“That’s precisely why we have a proper investigation. And there’ll be full transparency when it reports.”
Mr Raab accepted “double standards” are “toxic” and he was well aware of public anger about the Downing Street bashes.
But he claimed: “I think there is something of a caricature that is being depicted against the incredibly professional, dedicated, hard work that I saw.”
Mr Cummings claims he told Boris Johnson “you’ve got to grip this madhouse” after the invite was sent out asking around 100 staff to attend the BYOB party at No10.
He says at least two senior officials told Boris Johnson’s Principal Private Secretary Martin Reynolds to cancel the garden party on May 20, 2020.
Mr Reynolds then allegedly checked with the PM whether the event could go ahead, and was told that it could.
Mr Cummings, a bitter foe of the PM since his departure from No10 in November 2020, also claimed he had challenged Mr Johnson himself.
If true, this means the PM lied to the house in his apology last week.
The Ministerial Code says: “Ministers who knowingly mislead Parliament will be expected to offer their resignation to the Prime Minister.”
Xinhua News Agency/PA Images)
Mr Johnson attended the party, it is understood with his wife Carrie. He sparked widespread disbelief last week at PMQs when he claimed he “implicitly believed” it was work related.
In response to Mr Cummings’ claims, a No10 spokesman said last night: “It is untrue the Prime Minister was warned about the event in advance.
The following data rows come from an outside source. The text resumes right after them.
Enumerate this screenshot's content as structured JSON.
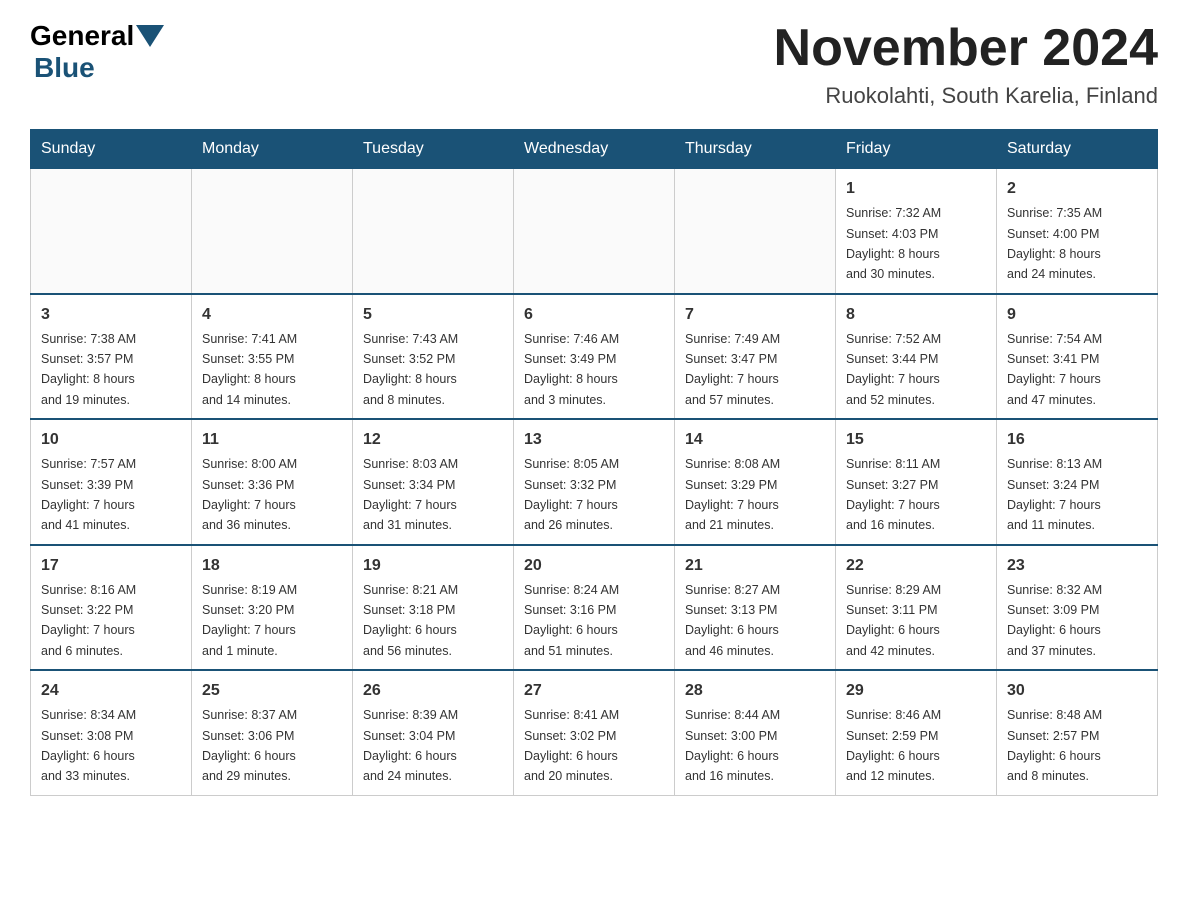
{
  "header": {
    "logo_general": "General",
    "logo_blue": "Blue",
    "month_title": "November 2024",
    "subtitle": "Ruokolahti, South Karelia, Finland"
  },
  "weekdays": [
    "Sunday",
    "Monday",
    "Tuesday",
    "Wednesday",
    "Thursday",
    "Friday",
    "Saturday"
  ],
  "weeks": [
    [
      {
        "day": "",
        "info": ""
      },
      {
        "day": "",
        "info": ""
      },
      {
        "day": "",
        "info": ""
      },
      {
        "day": "",
        "info": ""
      },
      {
        "day": "",
        "info": ""
      },
      {
        "day": "1",
        "info": "Sunrise: 7:32 AM\nSunset: 4:03 PM\nDaylight: 8 hours\nand 30 minutes."
      },
      {
        "day": "2",
        "info": "Sunrise: 7:35 AM\nSunset: 4:00 PM\nDaylight: 8 hours\nand 24 minutes."
      }
    ],
    [
      {
        "day": "3",
        "info": "Sunrise: 7:38 AM\nSunset: 3:57 PM\nDaylight: 8 hours\nand 19 minutes."
      },
      {
        "day": "4",
        "info": "Sunrise: 7:41 AM\nSunset: 3:55 PM\nDaylight: 8 hours\nand 14 minutes."
      },
      {
        "day": "5",
        "info": "Sunrise: 7:43 AM\nSunset: 3:52 PM\nDaylight: 8 hours\nand 8 minutes."
      },
      {
        "day": "6",
        "info": "Sunrise: 7:46 AM\nSunset: 3:49 PM\nDaylight: 8 hours\nand 3 minutes."
      },
      {
        "day": "7",
        "info": "Sunrise: 7:49 AM\nSunset: 3:47 PM\nDaylight: 7 hours\nand 57 minutes."
      },
      {
        "day": "8",
        "info": "Sunrise: 7:52 AM\nSunset: 3:44 PM\nDaylight: 7 hours\nand 52 minutes."
      },
      {
        "day": "9",
        "info": "Sunrise: 7:54 AM\nSunset: 3:41 PM\nDaylight: 7 hours\nand 47 minutes."
      }
    ],
    [
      {
        "day": "10",
        "info": "Sunrise: 7:57 AM\nSunset: 3:39 PM\nDaylight: 7 hours\nand 41 minutes."
      },
      {
        "day": "11",
        "info": "Sunrise: 8:00 AM\nSunset: 3:36 PM\nDaylight: 7 hours\nand 36 minutes."
      },
      {
        "day": "12",
        "info": "Sunrise: 8:03 AM\nSunset: 3:34 PM\nDaylight: 7 hours\nand 31 minutes."
      },
      {
        "day": "13",
        "info": "Sunrise: 8:05 AM\nSunset: 3:32 PM\nDaylight: 7 hours\nand 26 minutes."
      },
      {
        "day": "14",
        "info": "Sunrise: 8:08 AM\nSunset: 3:29 PM\nDaylight: 7 hours\nand 21 minutes."
      },
      {
        "day": "15",
        "info": "Sunrise: 8:11 AM\nSunset: 3:27 PM\nDaylight: 7 hours\nand 16 minutes."
      },
      {
        "day": "16",
        "info": "Sunrise: 8:13 AM\nSunset: 3:24 PM\nDaylight: 7 hours\nand 11 minutes."
      }
    ],
    [
      {
        "day": "17",
        "info": "Sunrise: 8:16 AM\nSunset: 3:22 PM\nDaylight: 7 hours\nand 6 minutes."
      },
      {
        "day": "18",
        "info": "Sunrise: 8:19 AM\nSunset: 3:20 PM\nDaylight: 7 hours\nand 1 minute."
      },
      {
        "day": "19",
        "info": "Sunrise: 8:21 AM\nSunset: 3:18 PM\nDaylight: 6 hours\nand 56 minutes."
      },
      {
        "day": "20",
        "info": "Sunrise: 8:24 AM\nSunset: 3:16 PM\nDaylight: 6 hours\nand 51 minutes."
      },
      {
        "day": "21",
        "info": "Sunrise: 8:27 AM\nSunset: 3:13 PM\nDaylight: 6 hours\nand 46 minutes."
      },
      {
        "day": "22",
        "info": "Sunrise: 8:29 AM\nSunset: 3:11 PM\nDaylight: 6 hours\nand 42 minutes."
      },
      {
        "day": "23",
        "info": "Sunrise: 8:32 AM\nSunset: 3:09 PM\nDaylight: 6 hours\nand 37 minutes."
      }
    ],
    [
      {
        "day": "24",
        "info": "Sunrise: 8:34 AM\nSunset: 3:08 PM\nDaylight: 6 hours\nand 33 minutes."
      },
      {
        "day": "25",
        "info": "Sunrise: 8:37 AM\nSunset: 3:06 PM\nDaylight: 6 hours\nand 29 minutes."
      },
      {
        "day": "26",
        "info": "Sunrise: 8:39 AM\nSunset: 3:04 PM\nDaylight: 6 hours\nand 24 minutes."
      },
      {
        "day": "27",
        "info": "Sunrise: 8:41 AM\nSunset: 3:02 PM\nDaylight: 6 hours\nand 20 minutes."
      },
      {
        "day": "28",
        "info": "Sunrise: 8:44 AM\nSunset: 3:00 PM\nDaylight: 6 hours\nand 16 minutes."
      },
      {
        "day": "29",
        "info": "Sunrise: 8:46 AM\nSunset: 2:59 PM\nDaylight: 6 hours\nand 12 minutes."
      },
      {
        "day": "30",
        "info": "Sunrise: 8:48 AM\nSunset: 2:57 PM\nDaylight: 6 hours\nand 8 minutes."
      }
    ]
  ]
}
As he said earlier this week, he believed implicitly that this was a work event.
“He has apologised to the House and is committed to making a further statement once the investigation concludes.”
But Mr Cummings’ allegations will increase the jitters of Tory MPs.
Senior Tory MP Steve Baker said his constituents were “about 60 to one against the PM” over the parties row.
The MP said “rule-makers must obey the rules”, but he said he would wait for Whitehall enforcer Sue Gray’s report before taking any action.
Several MPs told the Mirror they had received hundreds of emails from furious constituents about the PM’s apparent rule-breaking.
Others said their local associations had urged them to put in a letter to kick off a vote of no confidence in Mr Johnson.
One Tory told the Mirror: “The PM is fatally damaged, way beyond repair. Activists are refusing to campaign at the local elections until he is gone.”
Sue Gray, whose report is expected later this week, is understood to have interviewed Mr Johnson, and No10 sources claim he has “shared what he knows”.